The French Oceanographic Fleet comprises a variety of research ships, underwater devices and manned and autonomous submersibles which provide access to all the world’s oceans and seas, excluding polar regions. These include the following:

  • Six ships which are either deep-sea vessels or positioned overseas (Marion Dufresne, Pourquoi Pas?, L’Atalante, Thalassa, Antea, Alis) and capable of undertaking oceanographic cruises in all oceans (excluding polar regions). Ranging from 30 m to 120 m in length, they have the capacity to:
    • carry out bathymetric surveys of the seabed,
    • deploy deep-water submersible systems in order to collect samples, anchor devices and carry out sampling in water columns,
    • record underway measurements (atmosphere, currents, etc.), and
    • carry out core sampling of sediment (Marion Dufresne holds the world record).
  • Five coastal ships (L’Europe, Thalia, Côtes de la Manche, Tethys II and Haliotis) deployed in the Channel, Atlantic and the Mediterranean for numerous and varied scientific cruises, with the capacity to provide a seamless service from coastal to offshore waters.
  • Seven research station ships, with a mission range of up to three days for the newest, posted along the coasts of mainland France. These are Antedon II (Marseilles), Sepia II (Wimereux), Nereis (Port-Vendres), Neomysis (Roscoff), Albert Lucas (Brest), Planula IV (Arcachon) and Sagitta III (Nice).

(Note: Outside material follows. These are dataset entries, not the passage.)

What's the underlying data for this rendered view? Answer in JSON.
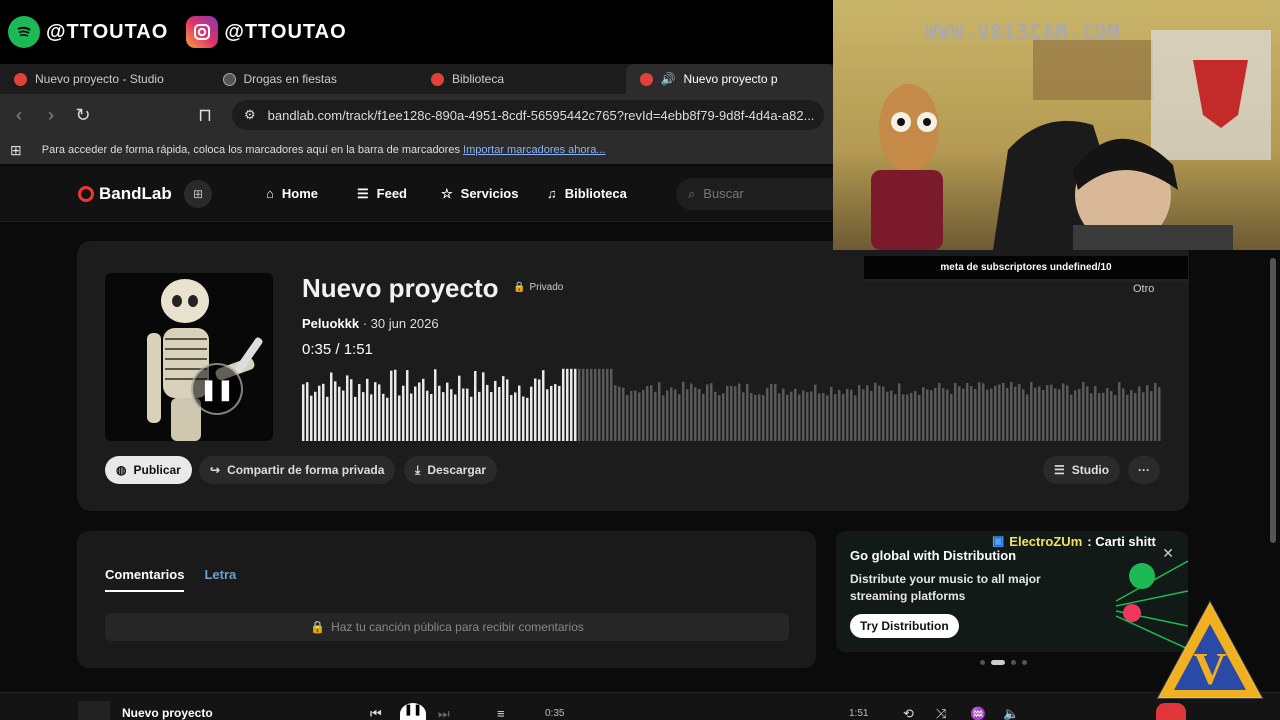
{
  "stream": {
    "spotify_handle": "@TTOUTAO",
    "instagram_handle": "@TTOUTAO",
    "webcam_watermark": "WWW.V813CAM.COM",
    "subscriber_goal": "meta de subscriptores undefined/10",
    "chat_user": "ElectroZUm",
    "chat_text": ": Carti shitt"
  },
  "browser": {
    "tabs": [
      {
        "label": "Nuevo proyecto - Studio"
      },
      {
        "label": "Drogas en fiestas"
      },
      {
        "label": "Biblioteca"
      },
      {
        "label": "Nuevo proyecto p"
      }
    ],
    "url": "bandlab.com/track/f1ee128c-890a-4951-8cdf-56595442c765?revId=4ebb8f79-9d8f-4d4a-a82...",
    "bookmarks_hint": "Para acceder de forma rápida, coloca los marcadores aquí en la barra de marcadores",
    "bookmarks_link": "Importar marcadores ahora..."
  },
  "header": {
    "logo": "BandLab",
    "nav": [
      "Home",
      "Feed",
      "Servicios",
      "Biblioteca"
    ],
    "search_placeholder": "Buscar"
  },
  "track": {
    "title": "Nuevo proyecto",
    "privacy": "Privado",
    "artist": "Peluokkk",
    "date": "· 30 jun 2026",
    "time": "0:35 /  1:51",
    "progress": 0.32,
    "publish": "Publicar",
    "share": "Compartir de forma privada",
    "download": "Descargar",
    "studio": "Studio",
    "more": "···",
    "tag": "Otro"
  },
  "comments": {
    "tabs": [
      "Comentarios",
      "Letra"
    ],
    "notice": "Haz tu canción pública para recibir comentarios"
  },
  "promo": {
    "title": "Go global with Distribution",
    "text": "Distribute your music to all major streaming platforms",
    "cta": "Try Distribution"
  },
  "player": {
    "title": "Nuevo proyecto",
    "current": "0:35",
    "total": "1:51"
  }
}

  • Deep-water submersible vehicles – the only ones of their kind in Europe – such as the Nautile submarine and the remotely controlled Victor 6000 robot capable of working to a depth of 6,000 metres.

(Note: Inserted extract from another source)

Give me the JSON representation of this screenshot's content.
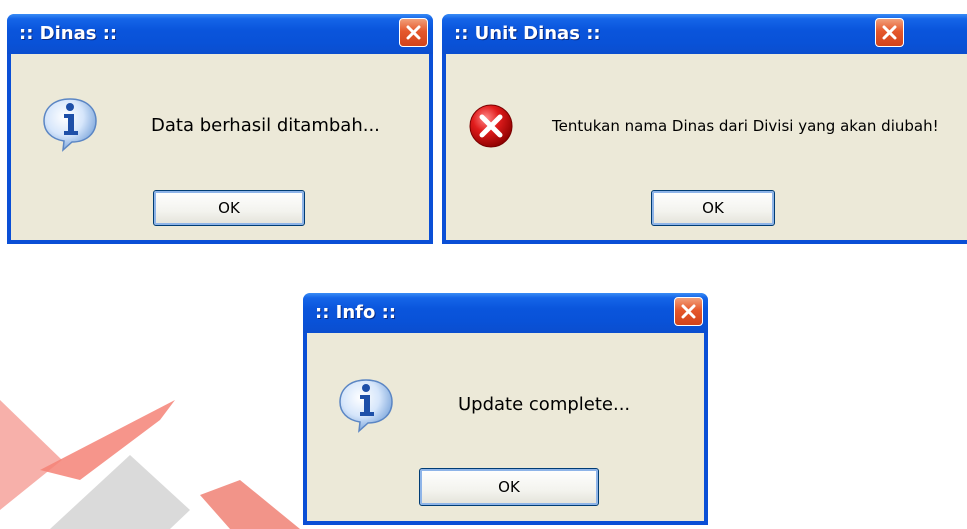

  • Underwater devices for seismic measurements and sampling.
  • Echo sounders, etc.